That being more important to US than making the Ambassadorship a payoff to a political fundraiser.
But what the hey, it is only in America.
Steve Clemons at TPM:ReplyDelete
Financial Times Washington Bureau Chief Edward Luce has written a granularly informed insider account about those who hold the keys to the inner most sanctum of Obama Land -- Rahm Emanuel, Robert Gibbs, Valerie Jarrett and David Axelrod.
It's a vital article -- a brave one -- that includes "dozens of interviews with his closest allies and friends in Washington."
Most are unnamed because the consequences of retribution from this powerful foursome can be severe in an access-dependent town. John Podesta, president of the powerful, administration-tilting Center for American Progress, had the temerity and self-confidence to put his thoughts publicly on the record. But most others could not.

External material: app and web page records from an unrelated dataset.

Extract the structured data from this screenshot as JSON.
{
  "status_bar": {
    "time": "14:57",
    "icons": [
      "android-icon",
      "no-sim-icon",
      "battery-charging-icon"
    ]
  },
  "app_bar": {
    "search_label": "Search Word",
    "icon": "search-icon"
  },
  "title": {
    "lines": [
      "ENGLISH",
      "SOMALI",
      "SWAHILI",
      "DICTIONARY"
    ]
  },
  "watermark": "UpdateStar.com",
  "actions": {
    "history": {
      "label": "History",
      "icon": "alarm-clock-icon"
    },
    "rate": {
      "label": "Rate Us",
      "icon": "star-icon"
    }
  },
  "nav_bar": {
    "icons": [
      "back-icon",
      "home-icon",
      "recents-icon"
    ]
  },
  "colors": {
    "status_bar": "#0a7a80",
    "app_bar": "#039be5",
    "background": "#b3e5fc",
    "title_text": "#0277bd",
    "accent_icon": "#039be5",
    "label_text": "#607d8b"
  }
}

Mark Schmitt, executive editor of the liberal magazine the American Prospect, wrote that "Luce has written what seems to me the best and most succinct rundown of what's gone wrong in the White House, with particular attention to the role of Chief of Staff Rahm Emanuel." But some of the big aggregators out there -- Mike Allen at Politico and ABC's The Note among others -- didn't give Luce's juicy and lengthy essay any love.
Why not? Allen is a good friend of mine and tries to keep a good balance between tough-hitting political stuff, but also goes out of his way to give strokes to those in the White House he can -- particularly "Axe" -- who is a regular in Mike's daily Playbook. I try to do the same, to be honest, and have a particular thing for Bill Burton's wit and was pleased to see Rahm Emanuel giving David Geffen rather than Rick Warren lots of hugs during the Inauguration eve fests.
But this Luce piece is unavoidably, accurately hard-hitting, and while many of the nation's top news anchors and editors are sending emails back and forth (I have been sent three such emails in confidence) on what a spot-on piece Luce wrought on the administration, they fear that the "four horsepersons of the Obama White House" will shut down and cut off access to those who give the essay 'legs.'
But in the too regularly vapid chatter about DC's political scene, serious critiques of the internal game around Obama not only deserve review on their own merits but have to be read -- because Obama is not winning. He is failing and people need to consider why.
It's a truism: Some actions must await obvious disaster.
Emanuel and Gibbs are two such "actions."